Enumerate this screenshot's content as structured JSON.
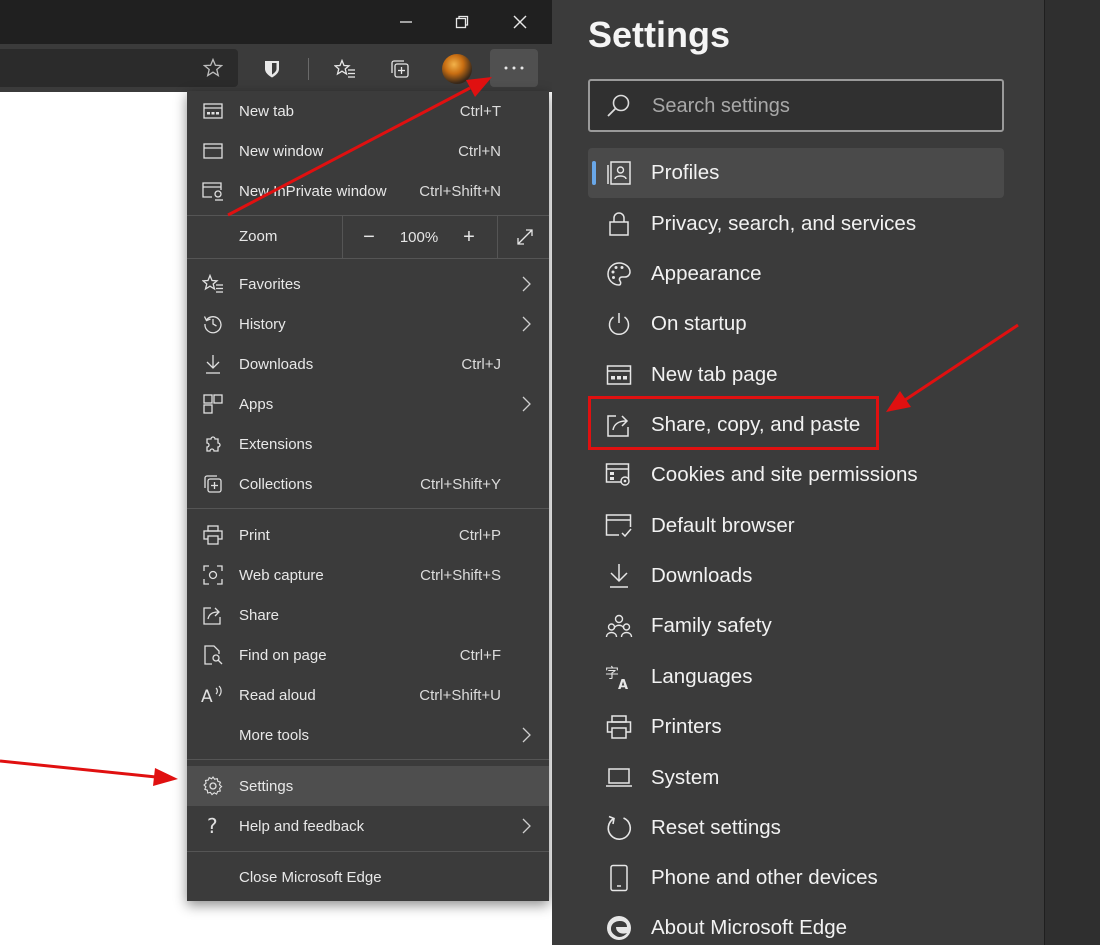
{
  "menu": {
    "items": [
      {
        "label": "New tab",
        "shortcut": "Ctrl+T",
        "icon": "new-tab-icon"
      },
      {
        "label": "New window",
        "shortcut": "Ctrl+N",
        "icon": "new-window-icon"
      },
      {
        "label": "New InPrivate window",
        "shortcut": "Ctrl+Shift+N",
        "icon": "inprivate-icon"
      },
      {
        "label": "Favorites",
        "shortcut": "",
        "icon": "favorites-icon"
      },
      {
        "label": "History",
        "shortcut": "",
        "icon": "history-icon"
      },
      {
        "label": "Downloads",
        "shortcut": "Ctrl+J",
        "icon": "download-icon"
      },
      {
        "label": "Apps",
        "shortcut": "",
        "icon": "apps-icon"
      },
      {
        "label": "Extensions",
        "shortcut": "",
        "icon": "extensions-icon"
      },
      {
        "label": "Collections",
        "shortcut": "Ctrl+Shift+Y",
        "icon": "collections-icon"
      },
      {
        "label": "Print",
        "shortcut": "Ctrl+P",
        "icon": "print-icon"
      },
      {
        "label": "Web capture",
        "shortcut": "Ctrl+Shift+S",
        "icon": "web-capture-icon"
      },
      {
        "label": "Share",
        "shortcut": "",
        "icon": "share-icon"
      },
      {
        "label": "Find on page",
        "shortcut": "Ctrl+F",
        "icon": "find-icon"
      },
      {
        "label": "Read aloud",
        "shortcut": "Ctrl+Shift+U",
        "icon": "read-aloud-icon"
      },
      {
        "label": "More tools",
        "shortcut": "",
        "icon": "none"
      },
      {
        "label": "Settings",
        "shortcut": "",
        "icon": "gear-icon"
      },
      {
        "label": "Help and feedback",
        "shortcut": "",
        "icon": "help-icon"
      },
      {
        "label": "Close Microsoft Edge",
        "shortcut": "",
        "icon": "none"
      }
    ],
    "zoom": {
      "label": "Zoom",
      "value": "100%",
      "minus": "−",
      "plus": "+"
    }
  },
  "settings": {
    "title": "Settings",
    "search_placeholder": "Search settings",
    "items": [
      {
        "label": "Profiles",
        "icon": "profile-icon"
      },
      {
        "label": "Privacy, search, and services",
        "icon": "lock-icon"
      },
      {
        "label": "Appearance",
        "icon": "palette-icon"
      },
      {
        "label": "On startup",
        "icon": "power-icon"
      },
      {
        "label": "New tab page",
        "icon": "new-tab-page-icon"
      },
      {
        "label": "Share, copy, and paste",
        "icon": "share-icon"
      },
      {
        "label": "Cookies and site permissions",
        "icon": "cookies-icon"
      },
      {
        "label": "Default browser",
        "icon": "default-browser-icon"
      },
      {
        "label": "Downloads",
        "icon": "download-icon"
      },
      {
        "label": "Family safety",
        "icon": "family-icon"
      },
      {
        "label": "Languages",
        "icon": "languages-icon"
      },
      {
        "label": "Printers",
        "icon": "printer-icon"
      },
      {
        "label": "System",
        "icon": "laptop-icon"
      },
      {
        "label": "Reset settings",
        "icon": "reset-icon"
      },
      {
        "label": "Phone and other devices",
        "icon": "phone-icon"
      },
      {
        "label": "About Microsoft Edge",
        "icon": "edge-logo-icon"
      }
    ]
  },
  "colors": {
    "highlight_box": "#e01010",
    "arrow": "#e01010",
    "accent": "#69a7e8"
  }
}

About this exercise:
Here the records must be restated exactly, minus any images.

Worked solution:
Enumerate this screenshot's content as structured JSON.
{
  "menu": {
    "items": [
      {
        "label": "New tab",
        "shortcut": "Ctrl+T",
        "icon": "new-tab-icon"
      },
      {
        "label": "New window",
        "shortcut": "Ctrl+N",
        "icon": "new-window-icon"
      },
      {
        "label": "New InPrivate window",
        "shortcut": "Ctrl+Shift+N",
        "icon": "inprivate-icon"
      },
      {
        "label": "Favorites",
        "shortcut": "",
        "icon": "favorites-icon"
      },
      {
        "label": "History",
        "shortcut": "",
        "icon": "history-icon"
      },
      {
        "label": "Downloads",
        "shortcut": "Ctrl+J",
        "icon": "download-icon"
      },
      {
        "label": "Apps",
        "shortcut": "",
        "icon": "apps-icon"
      },
      {
        "label": "Extensions",
        "shortcut": "",
        "icon": "extensions-icon"
      },
      {
        "label": "Collections",
        "shortcut": "Ctrl+Shift+Y",
        "icon": "collections-icon"
      },
      {
        "label": "Print",
        "shortcut": "Ctrl+P",
        "icon": "print-icon"
      },
      {
        "label": "Web capture",
        "shortcut": "Ctrl+Shift+S",
        "icon": "web-capture-icon"
      },
      {
        "label": "Share",
        "shortcut": "",
        "icon": "share-icon"
      },
      {
        "label": "Find on page",
        "shortcut": "Ctrl+F",
        "icon": "find-icon"
      },
      {
        "label": "Read aloud",
        "shortcut": "Ctrl+Shift+U",
        "icon": "read-aloud-icon"
      },
      {
        "label": "More tools",
        "shortcut": "",
        "icon": "none"
      },
      {
        "label": "Settings",
        "shortcut": "",
        "icon": "gear-icon"
      },
      {
        "label": "Help and feedback",
        "shortcut": "",
        "icon": "help-icon"
      },
      {
        "label": "Close Microsoft Edge",
        "shortcut": "",
        "icon": "none"
      }
    ],
    "zoom": {
      "label": "Zoom",
      "value": "100%",
      "minus": "−",
      "plus": "+"
    }
  },
  "settings": {
    "title": "Settings",
    "search_placeholder": "Search settings",
    "items": [
      {
        "label": "Profiles",
        "icon": "profile-icon"
      },
      {
        "label": "Privacy, search, and services",
        "icon": "lock-icon"
      },
      {
        "label": "Appearance",
        "icon": "palette-icon"
      },
      {
        "label": "On startup",
        "icon": "power-icon"
      },
      {
        "label": "New tab page",
        "icon": "new-tab-page-icon"
      },
      {
        "label": "Share, copy, and paste",
        "icon": "share-icon"
      },
      {
        "label": "Cookies and site permissions",
        "icon": "cookies-icon"
      },
      {
        "label": "Default browser",
        "icon": "default-browser-icon"
      },
      {
        "label": "Downloads",
        "icon": "download-icon"
      },
      {
        "label": "Family safety",
        "icon": "family-icon"
      },
      {
        "label": "Languages",
        "icon": "languages-icon"
      },
      {
        "label": "Printers",
        "icon": "printer-icon"
      },
      {
        "label": "System",
        "icon": "laptop-icon"
      },
      {
        "label": "Reset settings",
        "icon": "reset-icon"
      },
      {
        "label": "Phone and other devices",
        "icon": "phone-icon"
      },
      {
        "label": "About Microsoft Edge",
        "icon": "edge-logo-icon"
      }
    ]
  },
  "colors": {
    "highlight_box": "#e01010",
    "arrow": "#e01010",
    "accent": "#69a7e8"
  }
}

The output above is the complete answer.